When to go solo (self-publish) or accept a small press contract in book publishing? Well, no one can answer that question but you. Because only you know when enough is enough. It’s time consuming constantly writing excerpts, cover letters and submitting manuscripts only to be rejected, again, and again and again. It can grow pretty expensive if your are copying and mailing a raw manuscript.
Quite contrary to popular belief: Everyone doesn’t have years upon years to wait. That’s where self-publishing comes in handy.
The long wait is that may never happen is mainly because most publishing houses still primary publish manuscripts from one segment of society.
So, it’s not a matter of rather or not your work is good. It’s a matter of whether or not a publisher believe they can sell it. Most authors who become famous for one book actually have written many more no one have heard of. Here’s a short list of the number of times some famous authors were rejected.

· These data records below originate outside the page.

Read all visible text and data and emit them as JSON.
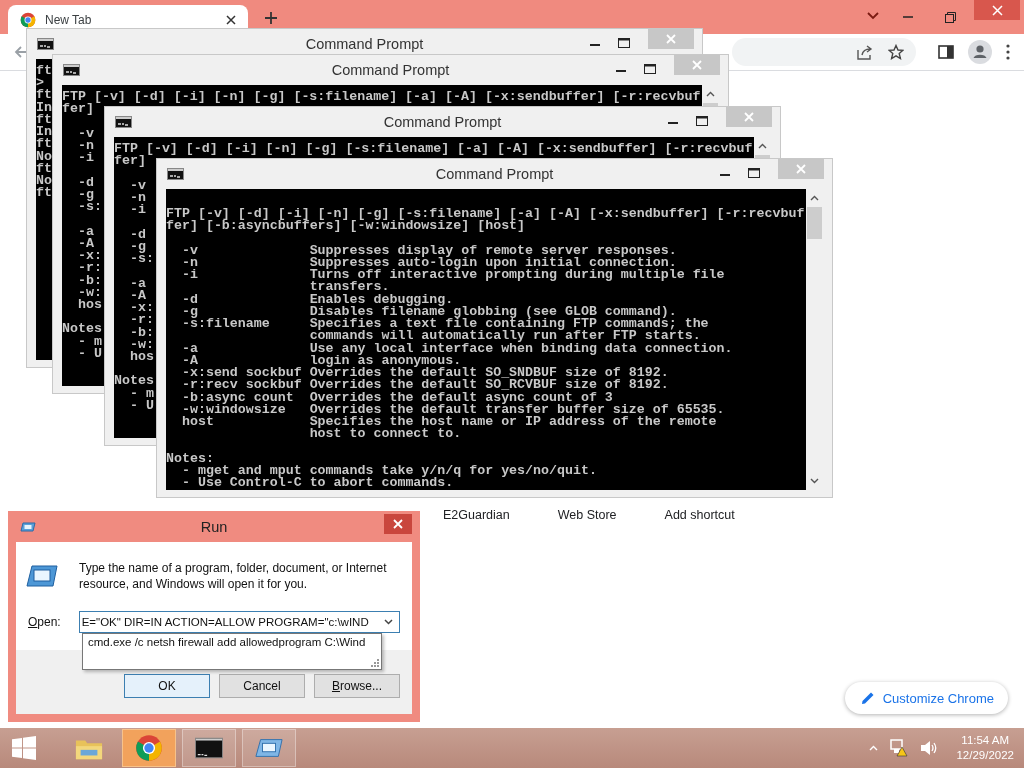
{
  "browser": {
    "tab": {
      "title": "New Tab"
    },
    "shortcuts": [
      {
        "label": "E2Guardian"
      },
      {
        "label": "Web Store"
      },
      {
        "label": "Add shortcut"
      }
    ],
    "customize_button": "Customize Chrome"
  },
  "console_windows": [
    {
      "title": "Command Prompt",
      "blocks": [
        [
          "ft",
          ">",
          "ft",
          "In",
          "ft",
          "In",
          "ft",
          "No",
          "ft",
          "No",
          "ft"
        ]
      ]
    },
    {
      "title": "Command Prompt",
      "blocks": [
        [
          "FTP [-v] [-d] [-i] [-n] [-g] [-s:filename] [-a] [-A] [-x:sendbuffer] [-r:recvbuf",
          "fer]"
        ],
        [
          "  -v",
          "  -n",
          "  -i"
        ],
        [
          "  -d",
          "  -g",
          "  -s:"
        ],
        [
          "  -a",
          "  -A",
          "  -x:",
          "  -r:",
          "  -b:",
          "  -w:",
          "  hos"
        ],
        [
          "Notes",
          "  - m",
          "  - U"
        ]
      ]
    },
    {
      "title": "Command Prompt",
      "blocks": [
        [
          "FTP [-v] [-d] [-i] [-n] [-g] [-s:filename] [-a] [-A] [-x:sendbuffer] [-r:recvbuf",
          "fer]"
        ],
        [
          "  -v",
          "  -n",
          "  -i"
        ],
        [
          "  -d",
          "  -g",
          "  -s:"
        ],
        [
          "  -a",
          "  -A",
          "  -x:",
          "  -r:",
          "  -b:",
          "  -w:",
          "  hos"
        ],
        [
          "Notes",
          "  - m",
          "  - U"
        ]
      ]
    },
    {
      "title": "Command Prompt",
      "blocks": [
        [
          "FTP [-v] [-d] [-i] [-n] [-g] [-s:filename] [-a] [-A] [-x:sendbuffer] [-r:recvbuf",
          "fer] [-b:asyncbuffers] [-w:windowsize] [host]"
        ],
        [
          "  -v              Suppresses display of remote server responses.",
          "  -n              Suppresses auto-login upon initial connection.",
          "  -i              Turns off interactive prompting during multiple file",
          "                  transfers.",
          "  -d              Enables debugging.",
          "  -g              Disables filename globbing (see GLOB command).",
          "  -s:filename     Specifies a text file containing FTP commands; the",
          "                  commands will automatically run after FTP starts.",
          "  -a              Use any local interface when binding data connection.",
          "  -A              login as anonymous.",
          "  -x:send sockbuf Overrides the default SO_SNDBUF size of 8192.",
          "  -r:recv sockbuf Overrides the default SO_RCVBUF size of 8192.",
          "  -b:async count  Overrides the default async count of 3",
          "  -w:windowsize   Overrides the default transfer buffer size of 65535.",
          "  host            Specifies the host name or IP address of the remote",
          "                  host to connect to."
        ],
        [
          "Notes:",
          "  - mget and mput commands take y/n/q for yes/no/quit.",
          "  - Use Control-C to abort commands."
        ]
      ]
    }
  ],
  "run_dialog": {
    "title": "Run",
    "description": "Type the name of a program, folder, document, or Internet resource, and Windows will open it for you.",
    "open_label": {
      "text": "Open:",
      "mnemonic": true
    },
    "open_value": "E=\"OK\" DIR=IN ACTION=ALLOW PROGRAM=\"c:\\wIND",
    "suggestion": "cmd.exe /c netsh firewall add allowedprogram C:\\Wind",
    "buttons": [
      {
        "label": "OK",
        "default": true,
        "mnemonic": false
      },
      {
        "label": "Cancel",
        "default": false,
        "mnemonic": false
      },
      {
        "label": "Browse...",
        "default": false,
        "mnemonic": true
      }
    ]
  },
  "taskbar": {
    "items": [
      {
        "kind": "explorer",
        "open": false,
        "selected": false
      },
      {
        "kind": "chrome",
        "open": true,
        "selected": true
      },
      {
        "kind": "console",
        "open": true,
        "selected": false
      },
      {
        "kind": "run",
        "open": true,
        "selected": false
      }
    ],
    "time": "11:54 AM",
    "date": "12/29/2022"
  }
}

The Princess Diaries, by Meg Cabot, was rejected by 17 publishers
Frank Herbert’s Dune was rejected 20 times.
Thor Hyerdahl’s Kon-Tiki was rejected 20 times.
Richard Hooker’s novel M*A*S*H was rejected 21 times.
James Joyce’s Dubliners was rejected 22 times.
John Grisham’s first novel was rejected 25 times.
Margaret Mitchell’s Gone With the Wind was rejected by 25 publishers.
Madeleine L’Engle’s A Wrinkle in Time was turned down 29 times.
Stephen King’s Carrie was rejected 30 times.
Jonathan Livingston Seagull was rejected 40 times.
Zen and the Art of Motorcycle Maintenance was rejected 121 times.
Chicken Soup for the Soul by Jack Canfield and Mark Victor Hansen received 134 rejections.
Louis L’Amour was rejected over 200 times before he sold any of his writing.
The grand prize of rejections goes to: C.S. Lewis, who received over 800 rejections before he sold a single piece of writing.